## TASK TO COMPLETE:
If a line below contains "kind", count it; then state how many such lines there are, and nothing else.

(Website and app data records)
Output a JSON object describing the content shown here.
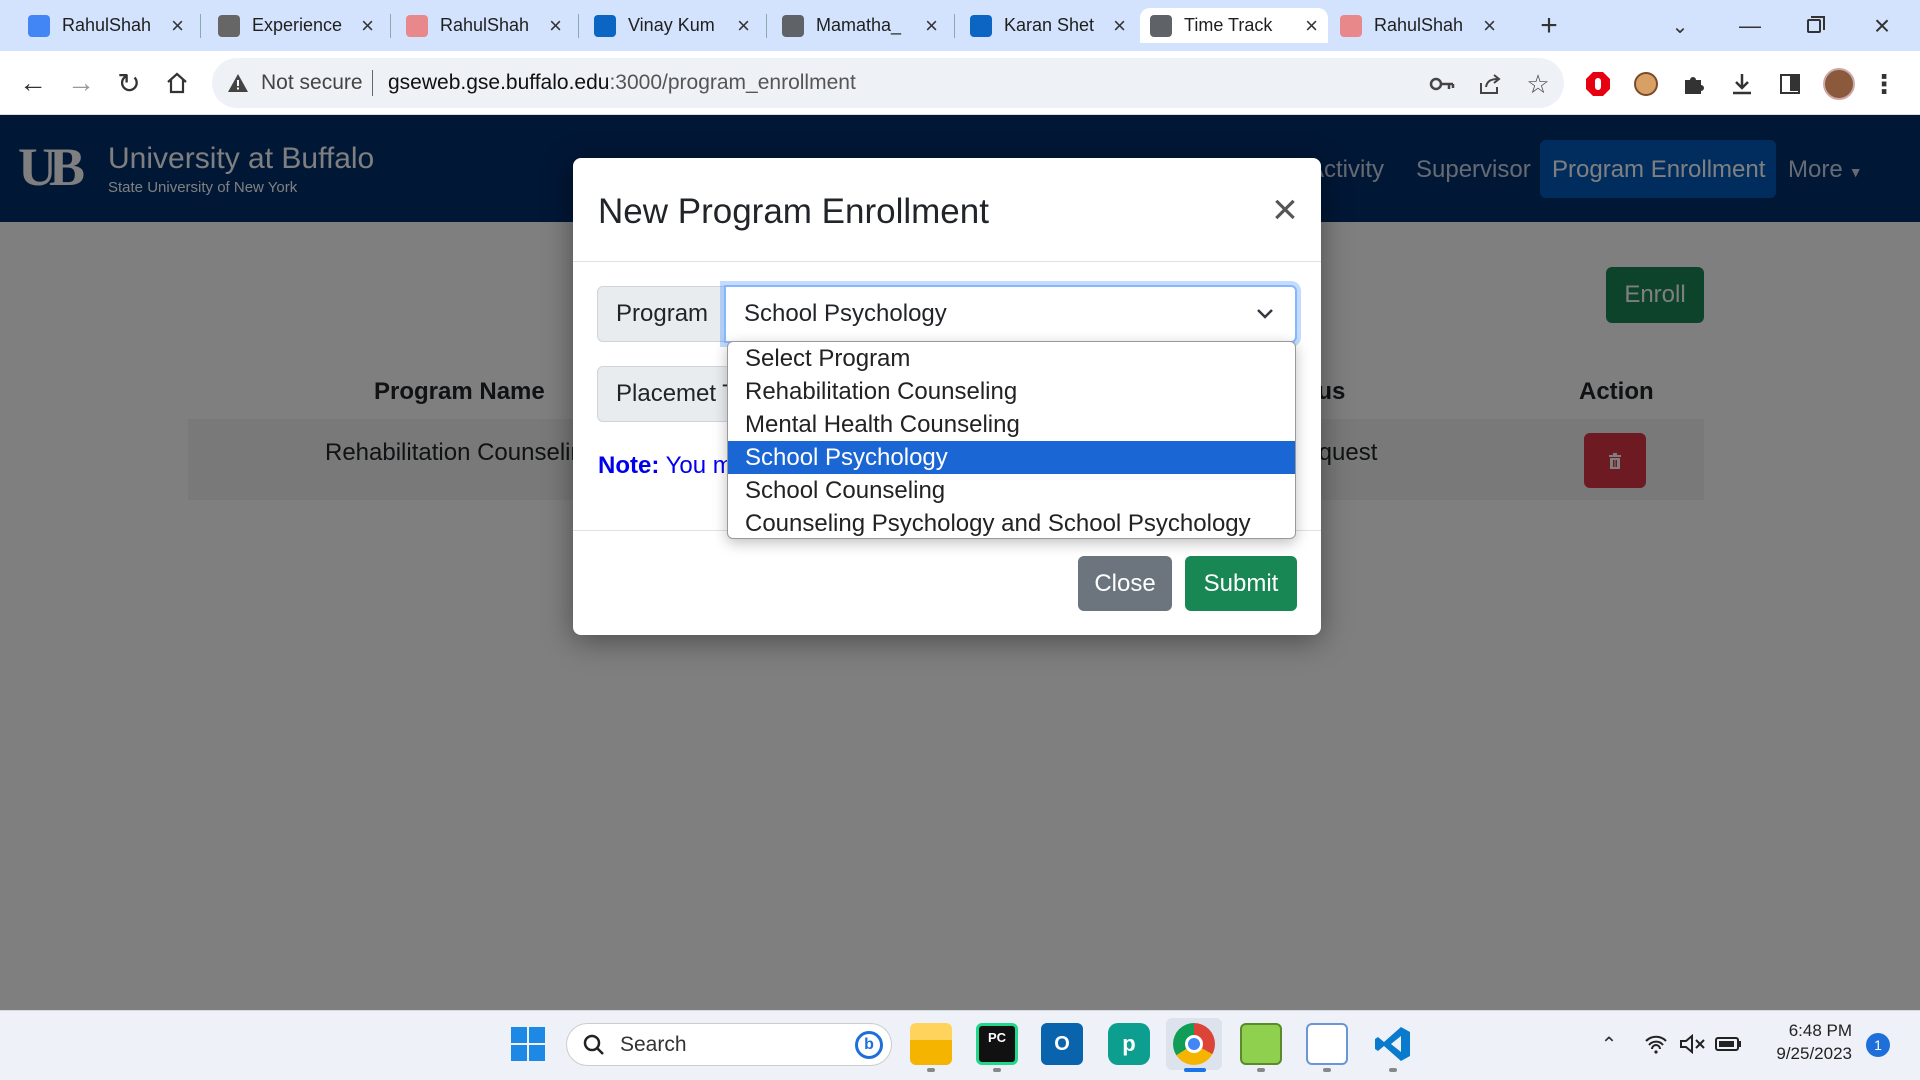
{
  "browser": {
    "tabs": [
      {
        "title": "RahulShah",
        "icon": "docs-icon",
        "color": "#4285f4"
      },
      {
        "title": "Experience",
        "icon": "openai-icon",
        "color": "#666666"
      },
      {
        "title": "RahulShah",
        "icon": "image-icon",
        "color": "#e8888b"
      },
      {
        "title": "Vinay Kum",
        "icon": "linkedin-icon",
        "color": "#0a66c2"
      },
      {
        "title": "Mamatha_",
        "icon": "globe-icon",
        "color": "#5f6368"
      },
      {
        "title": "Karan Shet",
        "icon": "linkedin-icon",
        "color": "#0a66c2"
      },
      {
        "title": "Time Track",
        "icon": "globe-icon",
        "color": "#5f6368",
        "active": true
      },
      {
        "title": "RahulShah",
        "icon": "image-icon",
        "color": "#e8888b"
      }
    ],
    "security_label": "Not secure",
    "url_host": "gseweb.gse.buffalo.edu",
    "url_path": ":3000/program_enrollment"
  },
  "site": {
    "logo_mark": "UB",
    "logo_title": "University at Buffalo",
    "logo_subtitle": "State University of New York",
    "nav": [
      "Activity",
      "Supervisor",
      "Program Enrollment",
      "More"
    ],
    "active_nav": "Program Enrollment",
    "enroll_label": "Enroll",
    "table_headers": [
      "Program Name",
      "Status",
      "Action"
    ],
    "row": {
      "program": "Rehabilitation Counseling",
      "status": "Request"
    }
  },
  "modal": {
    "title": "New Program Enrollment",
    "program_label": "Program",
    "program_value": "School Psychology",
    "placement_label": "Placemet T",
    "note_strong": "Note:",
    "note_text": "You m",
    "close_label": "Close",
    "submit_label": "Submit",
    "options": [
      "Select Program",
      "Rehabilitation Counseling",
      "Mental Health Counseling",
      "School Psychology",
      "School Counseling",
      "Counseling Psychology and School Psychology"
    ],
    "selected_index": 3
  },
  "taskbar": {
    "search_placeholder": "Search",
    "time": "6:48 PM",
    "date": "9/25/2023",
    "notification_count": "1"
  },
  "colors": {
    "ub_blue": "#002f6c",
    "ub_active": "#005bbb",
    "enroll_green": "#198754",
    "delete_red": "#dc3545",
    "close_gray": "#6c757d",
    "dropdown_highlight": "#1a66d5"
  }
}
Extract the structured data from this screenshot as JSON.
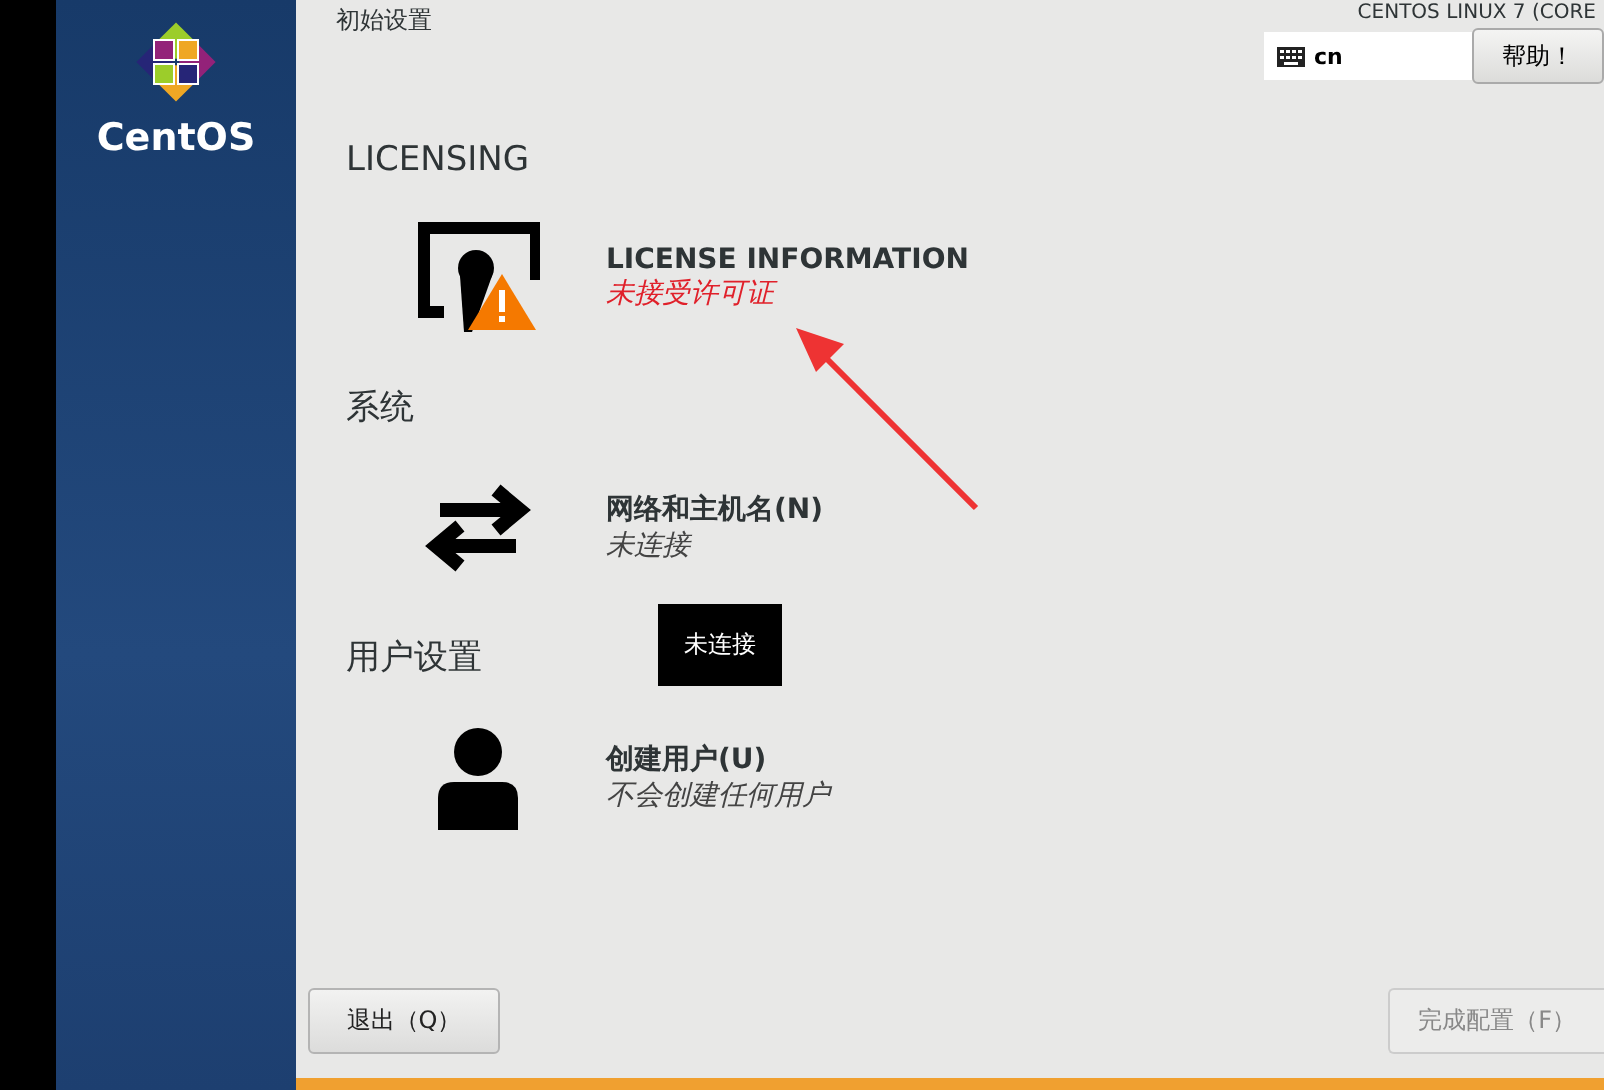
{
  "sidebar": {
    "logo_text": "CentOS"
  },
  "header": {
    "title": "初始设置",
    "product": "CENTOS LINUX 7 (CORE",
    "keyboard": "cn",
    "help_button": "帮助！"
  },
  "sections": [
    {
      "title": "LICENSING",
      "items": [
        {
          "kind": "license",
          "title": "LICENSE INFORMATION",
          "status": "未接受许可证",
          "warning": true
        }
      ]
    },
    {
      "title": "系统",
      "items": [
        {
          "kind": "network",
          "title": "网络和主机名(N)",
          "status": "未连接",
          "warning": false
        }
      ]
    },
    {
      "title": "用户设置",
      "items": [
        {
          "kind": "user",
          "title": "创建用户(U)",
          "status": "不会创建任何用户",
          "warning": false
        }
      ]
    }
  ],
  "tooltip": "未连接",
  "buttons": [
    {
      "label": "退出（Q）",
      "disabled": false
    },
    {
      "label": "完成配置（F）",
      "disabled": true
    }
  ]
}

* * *

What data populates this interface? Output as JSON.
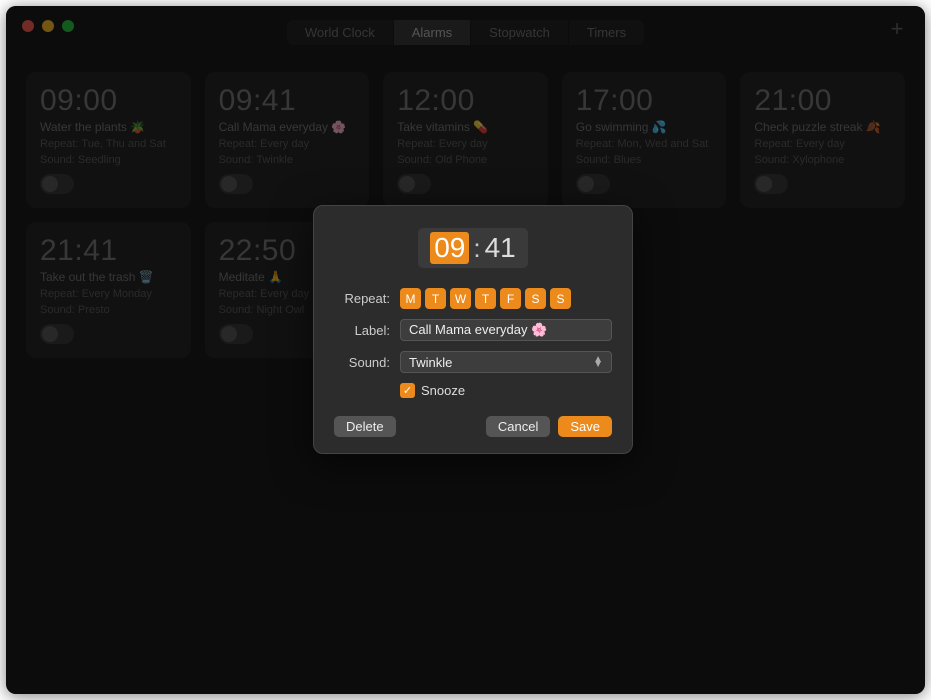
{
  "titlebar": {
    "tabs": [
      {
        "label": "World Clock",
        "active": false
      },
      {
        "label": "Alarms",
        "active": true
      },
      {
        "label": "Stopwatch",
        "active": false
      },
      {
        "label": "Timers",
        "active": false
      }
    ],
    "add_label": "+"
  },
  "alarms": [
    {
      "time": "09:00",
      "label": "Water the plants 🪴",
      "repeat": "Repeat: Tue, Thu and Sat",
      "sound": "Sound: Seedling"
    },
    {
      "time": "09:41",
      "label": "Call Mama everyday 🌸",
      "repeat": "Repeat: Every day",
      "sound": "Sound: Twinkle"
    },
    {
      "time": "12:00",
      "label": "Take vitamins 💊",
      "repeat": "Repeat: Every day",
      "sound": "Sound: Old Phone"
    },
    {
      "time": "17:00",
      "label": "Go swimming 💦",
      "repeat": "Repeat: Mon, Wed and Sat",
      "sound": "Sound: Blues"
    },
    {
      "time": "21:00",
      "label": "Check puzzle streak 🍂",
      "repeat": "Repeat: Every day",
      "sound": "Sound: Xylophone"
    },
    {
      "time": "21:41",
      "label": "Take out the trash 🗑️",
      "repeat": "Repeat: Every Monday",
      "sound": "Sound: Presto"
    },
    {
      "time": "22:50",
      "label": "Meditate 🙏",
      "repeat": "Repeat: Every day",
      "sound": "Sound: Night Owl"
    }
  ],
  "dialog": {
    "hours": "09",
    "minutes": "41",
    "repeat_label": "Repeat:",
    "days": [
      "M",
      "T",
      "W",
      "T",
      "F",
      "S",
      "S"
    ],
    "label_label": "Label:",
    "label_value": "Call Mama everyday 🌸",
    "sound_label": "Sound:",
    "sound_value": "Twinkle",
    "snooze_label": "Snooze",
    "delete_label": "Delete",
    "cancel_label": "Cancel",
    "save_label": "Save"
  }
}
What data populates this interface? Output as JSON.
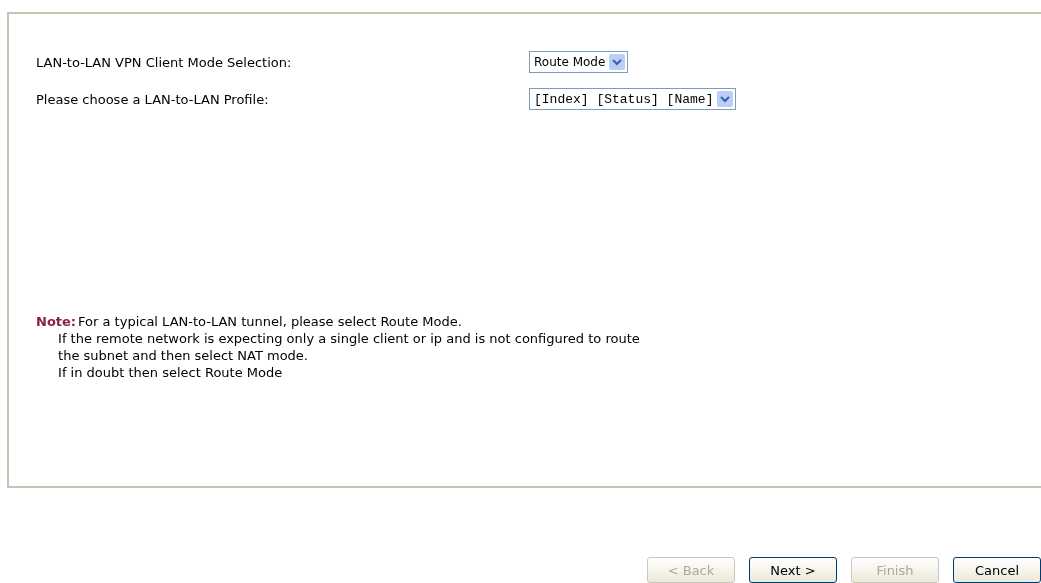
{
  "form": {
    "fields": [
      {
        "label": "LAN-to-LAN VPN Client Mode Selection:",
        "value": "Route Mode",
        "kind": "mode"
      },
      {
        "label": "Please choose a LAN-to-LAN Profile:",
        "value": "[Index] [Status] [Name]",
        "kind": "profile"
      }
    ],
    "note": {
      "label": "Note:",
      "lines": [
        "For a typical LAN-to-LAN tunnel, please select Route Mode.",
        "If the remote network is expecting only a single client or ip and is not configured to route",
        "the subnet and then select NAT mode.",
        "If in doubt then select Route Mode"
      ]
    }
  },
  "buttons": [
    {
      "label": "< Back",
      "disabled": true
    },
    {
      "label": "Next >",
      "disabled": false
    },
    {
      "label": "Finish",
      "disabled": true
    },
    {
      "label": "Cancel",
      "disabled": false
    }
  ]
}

## RESULT BELOW:
5